In the *second* scenario, where, *because of one or more worktops being warped/bowed*, the worktop joint closes at the bottom before it does at the top (again, leaving an unsightly gap), then a flush-trim bit will not necessarily remedy the problem (unless one is experienced with applying a masking-tape packer to one side of the bottom of the router base, whilst making a cutting pass with the worktop laminate-side-up, in order to deliberately induce a slight lean to the router, with the aim of creating a slight undercut to the joint face, such that the top portion of the worktop joint closes fractionally before the bottom portion). I really don't recommend that method, as it's risky and the end result will be a bit of a cobble, since, even though the joint may close tightly at the visible top portion, it doesn't remedy the assembled joint not being entirely flat, due to the worktop(s) being bowed and thus creating a slight peak (i.e. placing the edge of a ruler onto the top surface of the completed joint would reveal a rocking motion). In fact, undercutting the joint in such a manner may well make it even more difficult to avoid such a peak, since the closed joint will not resist such a peak, to any extent, as it would at least try to do, when the connector bolts are tightened, if both faces of the joint were cut exactly at 90 degrees. Therefore, in this second scenario, the first thing to do would be to CHECK that the joint faces were correctly routed at 90 degrees (if not 90 degrees, then follow the steps to legitimately rout to exactly 90 degrees, using a bearing trim cutter, in the fashion earlier described for the first scenario). Assuming the actual routing of the joint faces is correctly at 90 degrees (or has been subsequently corrected to be at 90 degrees), then, generally-speaking, all one can realistically do, any further, is gently prop-up the far end of the worktop, whilst the other end is glued and assembled, and the zip-bolts fully tightened, then tightly and generously screw both sides of the underside of the assembled joint down to the cabinets, at the front and rear of the cabinets (being careful both to use screws that are not long enough to puncture the top surface, and to thoroughly check that both parts of the joint remain perfectly level with one another, at the top surface of the laminate), and only then remove the props/chocks from the other end of the worktop, with the hope that the joint, by virtue of being tightly bolted together, and firmly screwed to the cabinets, will remain aligned , fully-closed, and intact. Generally, a satisfactory result can be obtained this way.
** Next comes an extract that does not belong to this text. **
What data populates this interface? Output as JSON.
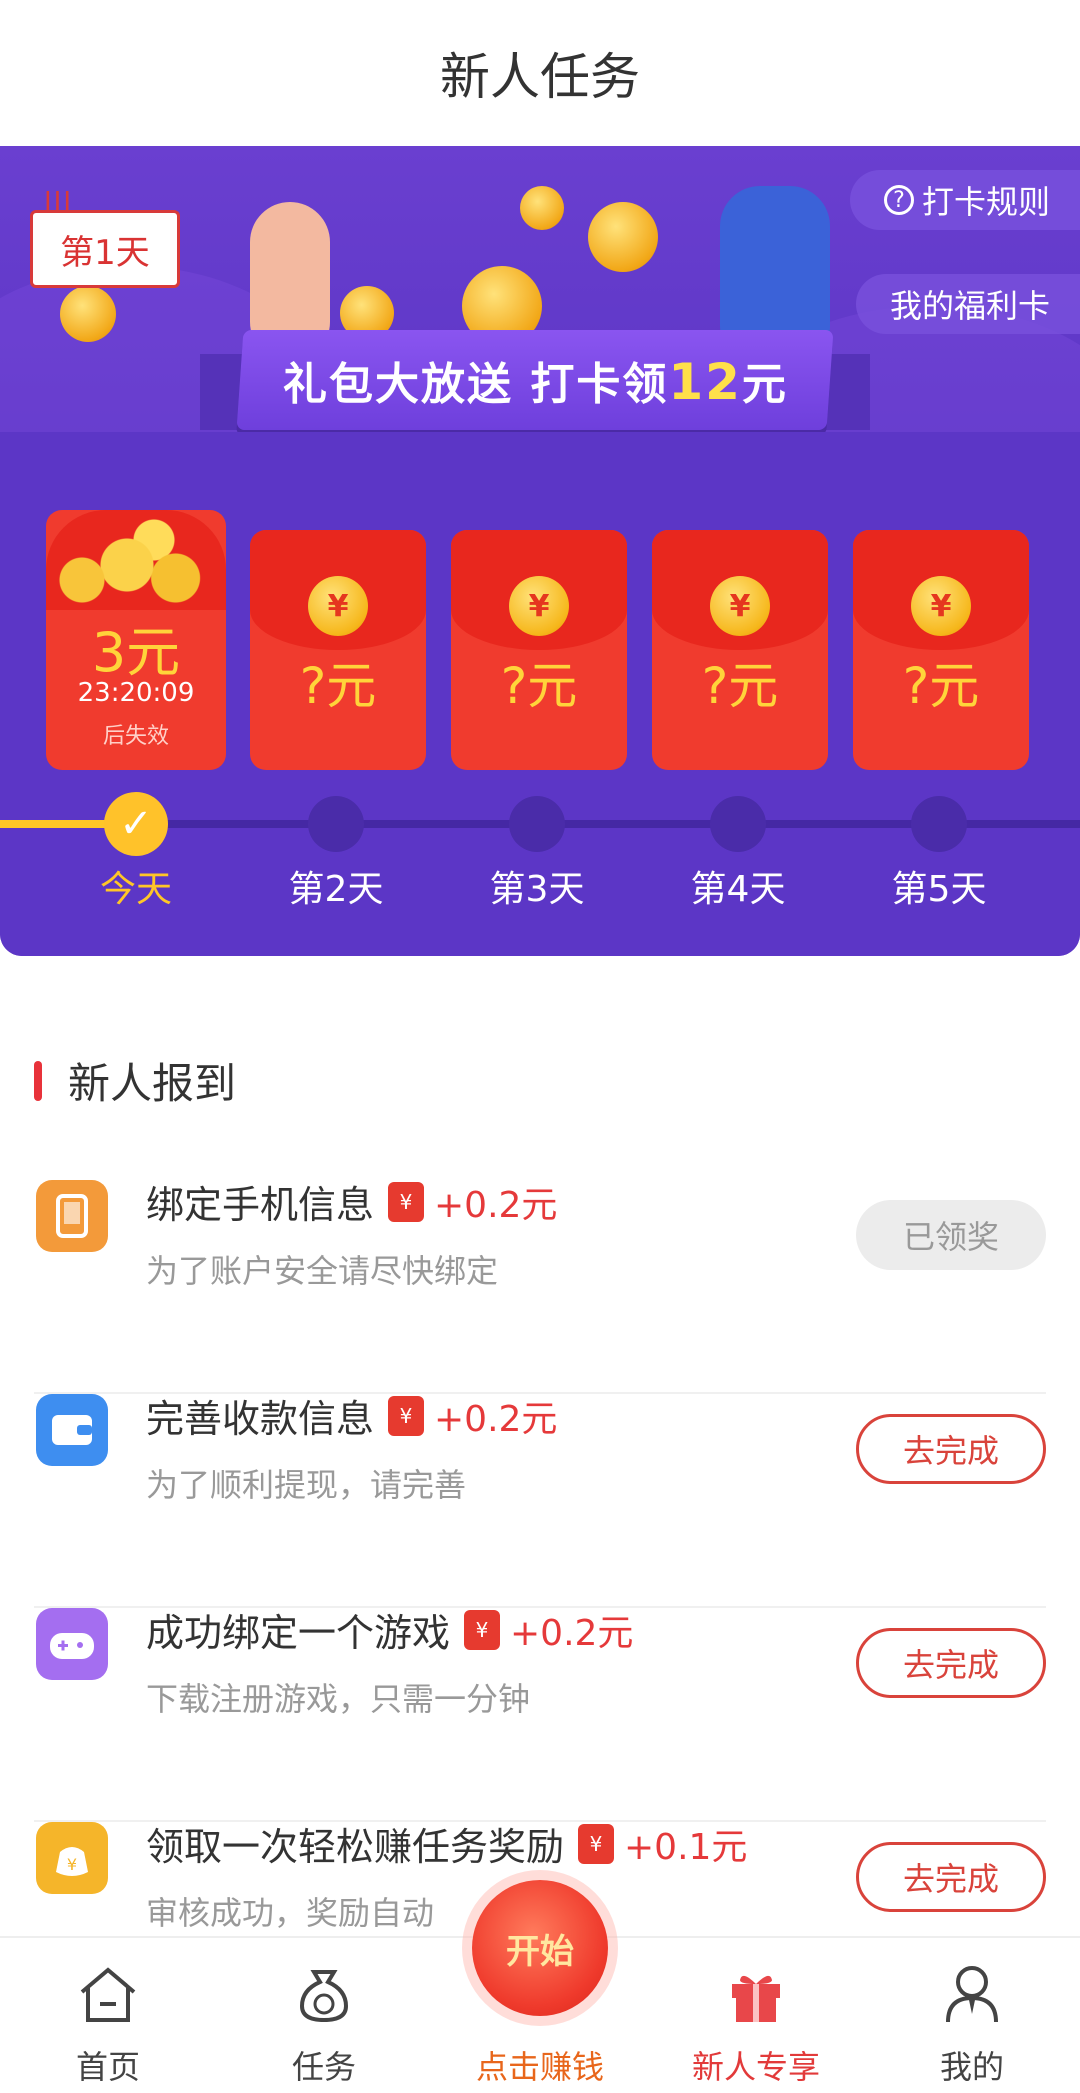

Lastly, if you choose to use ZipBolts, don't use an impact driver to tighten them - the right-angled gearing mechanism employed within ZipBolts is surprisingly robust, but it does have limits to the amount of torque it can withstand, so be sensible and only use MODERATELY high torque using a cordless drill-driver or manual allen driver. If you ignore this, you may strip the gearing inside the ZipBolt - if this happens, the good news is that the bolt won't spring loose, but the bad news is that you'll struggle to subsequently adjust your worktop joint if both sides of the laminate aren't perfectly level with one another.
I hope no one objects to me typing so much, here, but I sincerely wish whoever fits worktops to have the happiest end result, be they amateurs or professionals.
With that said, I highly recommend spending a little extra to obtain these genuine 'ZipBolt' branded worktop connectors, as they significantly increase one's chances of success, and Axminster price them competitively, too. Just note that Axminster stores seem to have quite erratic stock levels of these connector bolts, so phone or browse before you travel to a branch to buy some.